[Exercise] Return each line of the records holding the string "JSON".

[The data]
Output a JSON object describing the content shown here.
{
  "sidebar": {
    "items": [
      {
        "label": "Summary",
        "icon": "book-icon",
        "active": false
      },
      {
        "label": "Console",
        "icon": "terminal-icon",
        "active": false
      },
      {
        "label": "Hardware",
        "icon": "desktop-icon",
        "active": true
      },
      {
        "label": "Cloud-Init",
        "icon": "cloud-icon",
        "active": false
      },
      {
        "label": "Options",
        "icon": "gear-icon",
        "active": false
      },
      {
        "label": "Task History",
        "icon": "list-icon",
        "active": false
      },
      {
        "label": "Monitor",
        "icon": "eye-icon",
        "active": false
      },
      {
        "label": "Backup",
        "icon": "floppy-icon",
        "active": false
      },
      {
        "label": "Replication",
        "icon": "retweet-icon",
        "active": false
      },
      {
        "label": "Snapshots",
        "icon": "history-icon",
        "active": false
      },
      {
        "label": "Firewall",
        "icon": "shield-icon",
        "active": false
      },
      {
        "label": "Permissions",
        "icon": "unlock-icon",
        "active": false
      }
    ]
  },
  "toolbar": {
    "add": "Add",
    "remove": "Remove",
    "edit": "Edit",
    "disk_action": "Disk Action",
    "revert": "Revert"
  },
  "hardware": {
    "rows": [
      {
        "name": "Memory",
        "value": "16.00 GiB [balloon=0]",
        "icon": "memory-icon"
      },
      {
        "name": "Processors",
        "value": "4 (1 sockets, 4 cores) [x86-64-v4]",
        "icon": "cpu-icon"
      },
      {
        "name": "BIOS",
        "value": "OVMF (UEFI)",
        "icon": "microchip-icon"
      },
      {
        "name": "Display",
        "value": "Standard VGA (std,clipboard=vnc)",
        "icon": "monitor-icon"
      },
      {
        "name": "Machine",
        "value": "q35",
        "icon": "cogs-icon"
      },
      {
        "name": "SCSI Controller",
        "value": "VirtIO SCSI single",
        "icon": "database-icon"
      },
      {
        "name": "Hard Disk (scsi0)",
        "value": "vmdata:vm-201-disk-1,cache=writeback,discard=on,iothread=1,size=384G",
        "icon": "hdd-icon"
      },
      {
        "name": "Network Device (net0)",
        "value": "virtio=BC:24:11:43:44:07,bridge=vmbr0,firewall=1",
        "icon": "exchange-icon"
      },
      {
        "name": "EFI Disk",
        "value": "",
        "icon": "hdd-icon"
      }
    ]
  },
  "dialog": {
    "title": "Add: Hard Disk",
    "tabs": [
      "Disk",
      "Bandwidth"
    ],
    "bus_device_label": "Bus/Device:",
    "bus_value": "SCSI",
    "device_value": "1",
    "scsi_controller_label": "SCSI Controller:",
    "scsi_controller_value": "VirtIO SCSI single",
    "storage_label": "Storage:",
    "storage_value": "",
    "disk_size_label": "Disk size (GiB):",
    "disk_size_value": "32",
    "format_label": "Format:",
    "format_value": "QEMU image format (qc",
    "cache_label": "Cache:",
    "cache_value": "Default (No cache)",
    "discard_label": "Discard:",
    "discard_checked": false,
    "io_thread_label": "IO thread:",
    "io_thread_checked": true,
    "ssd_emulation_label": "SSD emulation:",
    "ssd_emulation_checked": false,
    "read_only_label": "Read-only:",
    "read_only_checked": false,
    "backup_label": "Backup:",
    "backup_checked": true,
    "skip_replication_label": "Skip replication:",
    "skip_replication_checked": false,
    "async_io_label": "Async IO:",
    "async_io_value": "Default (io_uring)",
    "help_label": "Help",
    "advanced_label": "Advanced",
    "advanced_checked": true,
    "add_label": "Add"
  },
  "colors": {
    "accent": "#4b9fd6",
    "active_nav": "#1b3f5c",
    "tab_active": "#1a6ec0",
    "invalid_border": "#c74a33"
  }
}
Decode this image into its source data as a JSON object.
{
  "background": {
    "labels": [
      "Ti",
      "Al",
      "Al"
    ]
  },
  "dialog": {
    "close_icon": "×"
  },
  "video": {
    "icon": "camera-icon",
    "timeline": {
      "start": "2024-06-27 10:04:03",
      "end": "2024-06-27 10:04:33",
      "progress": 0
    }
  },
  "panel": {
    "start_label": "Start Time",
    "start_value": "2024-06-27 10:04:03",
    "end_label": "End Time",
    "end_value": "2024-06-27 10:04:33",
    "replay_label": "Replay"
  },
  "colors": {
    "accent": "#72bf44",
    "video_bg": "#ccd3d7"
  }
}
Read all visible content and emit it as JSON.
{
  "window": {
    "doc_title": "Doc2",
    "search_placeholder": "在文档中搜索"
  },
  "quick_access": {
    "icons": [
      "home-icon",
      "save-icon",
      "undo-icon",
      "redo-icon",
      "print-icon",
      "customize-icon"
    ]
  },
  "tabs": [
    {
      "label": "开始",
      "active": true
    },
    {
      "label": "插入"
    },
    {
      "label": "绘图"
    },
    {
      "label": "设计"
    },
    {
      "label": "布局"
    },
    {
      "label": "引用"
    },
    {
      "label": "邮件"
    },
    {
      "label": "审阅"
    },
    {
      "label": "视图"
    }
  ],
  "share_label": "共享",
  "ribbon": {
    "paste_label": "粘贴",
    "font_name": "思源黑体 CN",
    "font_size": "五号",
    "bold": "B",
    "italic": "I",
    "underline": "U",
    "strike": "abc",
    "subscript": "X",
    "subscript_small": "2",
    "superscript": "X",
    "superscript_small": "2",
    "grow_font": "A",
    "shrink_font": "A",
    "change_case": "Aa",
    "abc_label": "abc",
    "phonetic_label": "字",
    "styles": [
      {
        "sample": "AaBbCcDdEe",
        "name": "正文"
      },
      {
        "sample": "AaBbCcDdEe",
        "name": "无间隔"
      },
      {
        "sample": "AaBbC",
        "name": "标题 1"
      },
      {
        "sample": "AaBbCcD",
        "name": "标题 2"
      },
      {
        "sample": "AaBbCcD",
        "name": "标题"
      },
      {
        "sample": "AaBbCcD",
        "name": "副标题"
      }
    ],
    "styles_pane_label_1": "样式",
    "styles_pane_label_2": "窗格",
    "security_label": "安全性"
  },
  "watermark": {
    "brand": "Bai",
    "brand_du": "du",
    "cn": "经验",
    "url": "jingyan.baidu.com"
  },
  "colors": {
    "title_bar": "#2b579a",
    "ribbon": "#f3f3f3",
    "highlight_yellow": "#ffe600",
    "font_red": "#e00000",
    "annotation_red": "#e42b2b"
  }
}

[Answer for this exercise]
Output a JSON object describing the content shown here.
Decode this image into its source data as a JSON object.
Read all visible content and emit it as JSON.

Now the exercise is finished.